---------- Material for the task ----------

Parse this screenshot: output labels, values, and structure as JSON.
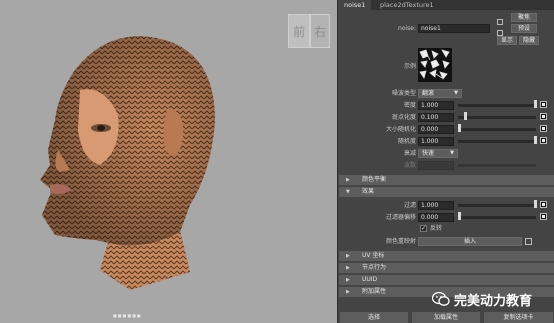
{
  "viewport": {
    "viewcube": {
      "front": "前",
      "right": "右"
    },
    "caption": "■■■■■■"
  },
  "panel": {
    "tabs": [
      {
        "label": "noise1"
      },
      {
        "label": "place2dTexture1"
      }
    ],
    "node_label": "noise:",
    "node_name": "noise1",
    "buttons": {
      "focus": "聚焦",
      "presets": "预设",
      "show": "显示",
      "hide": "隐藏"
    },
    "sample_label": "示例",
    "attributes": {
      "noise_type_label": "噪波类型",
      "noise_type_value": "翻滚",
      "density_label": "密度",
      "density_value": "1.000",
      "spottyness_label": "斑点化度",
      "spottyness_value": "0.100",
      "size_rand_label": "大小随机化",
      "size_rand_value": "0.000",
      "randomness_label": "随机度",
      "randomness_value": "1.000",
      "falloff_label": "衰减",
      "falloff_value": "快速",
      "num_waves_label": "波数"
    },
    "sections": {
      "color_balance": "颜色平衡",
      "effects": "效果",
      "uv_coords": "UV 坐标",
      "node_behavior": "节点行为",
      "uuid": "UUID",
      "extra_attrs": "附加属性"
    },
    "effects": {
      "filter_label": "过滤",
      "filter_value": "1.000",
      "filter_offset_label": "过滤器偏移",
      "filter_offset_value": "0.000",
      "invert_label": "反转",
      "color_remap_label": "颜色重映射",
      "insert_label": "插入"
    },
    "bottom": {
      "select": "选择",
      "load_attrs": "加载属性",
      "copy_tab": "复制选项卡"
    }
  },
  "watermark": {
    "text": "完美动力教育"
  }
}
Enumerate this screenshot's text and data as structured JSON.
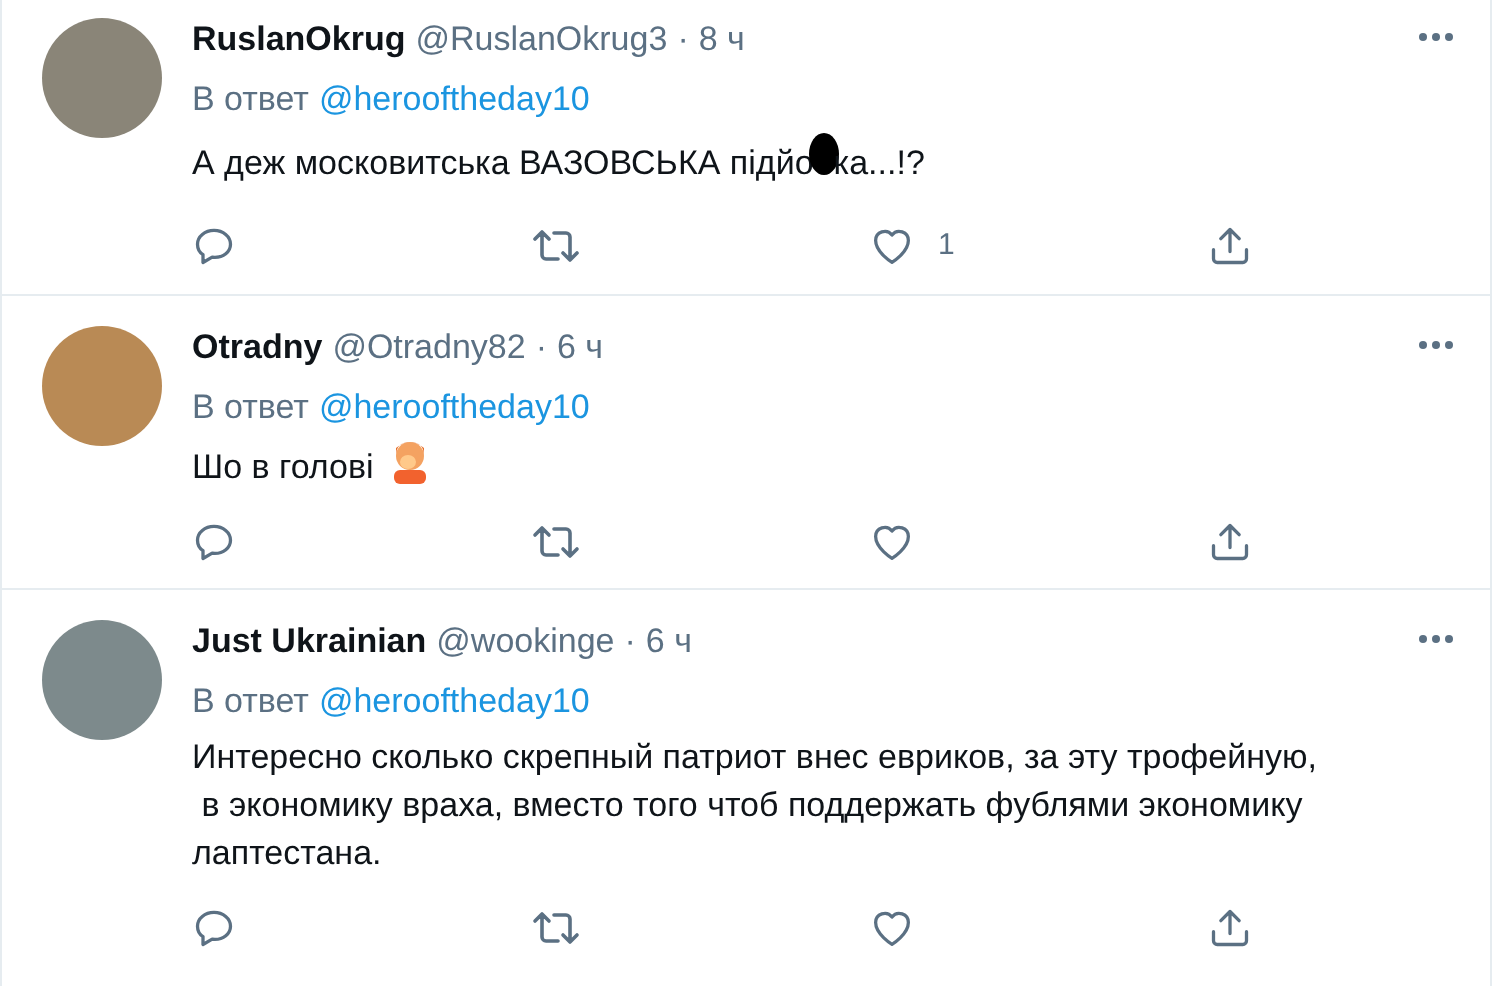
{
  "tweets": [
    {
      "name": "RuslanOkrug",
      "handle": "@RuslanOkrug3",
      "separator": "·",
      "time": "8 ч",
      "reply_label": "В ответ",
      "reply_to": "@herooftheday10",
      "text": "А деж московитська ВАЗОВСЬКА підйо",
      "text_after_blot": "ка...!?",
      "has_emoji": false,
      "likes": "1"
    },
    {
      "name": "Otradny",
      "handle": "@Otradny82",
      "separator": "·",
      "time": "6 ч",
      "reply_label": "В ответ",
      "reply_to": "@herooftheday10",
      "text": "Шо в голові",
      "has_emoji": true
    },
    {
      "name": "Just Ukrainian",
      "handle": "@wookinge",
      "separator": "·",
      "time": "6 ч",
      "reply_label": "В ответ",
      "reply_to": "@herooftheday10",
      "text": "Интересно сколько скрепный патриот внес евриков, за эту трофейную,\n в экономику враха, вместо того чтоб поддержать фублями экономику лаптестана.",
      "has_emoji": false
    }
  ]
}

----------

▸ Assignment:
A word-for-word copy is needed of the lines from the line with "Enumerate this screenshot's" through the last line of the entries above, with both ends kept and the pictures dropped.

▸ Answer box:
Enumerate this screenshot's text and data as structured JSON.
{
  "tweets": [
    {
      "name": "RuslanOkrug",
      "handle": "@RuslanOkrug3",
      "separator": "·",
      "time": "8 ч",
      "reply_label": "В ответ",
      "reply_to": "@herooftheday10",
      "text": "А деж московитська ВАЗОВСЬКА підйо",
      "text_after_blot": "ка...!?",
      "has_emoji": false,
      "likes": "1"
    },
    {
      "name": "Otradny",
      "handle": "@Otradny82",
      "separator": "·",
      "time": "6 ч",
      "reply_label": "В ответ",
      "reply_to": "@herooftheday10",
      "text": "Шо в голові",
      "has_emoji": true
    },
    {
      "name": "Just Ukrainian",
      "handle": "@wookinge",
      "separator": "·",
      "time": "6 ч",
      "reply_label": "В ответ",
      "reply_to": "@herooftheday10",
      "text": "Интересно сколько скрепный патриот внес евриков, за эту трофейную,\n в экономику враха, вместо того чтоб поддержать фублями экономику лаптестана.",
      "has_emoji": false
    }
  ]
}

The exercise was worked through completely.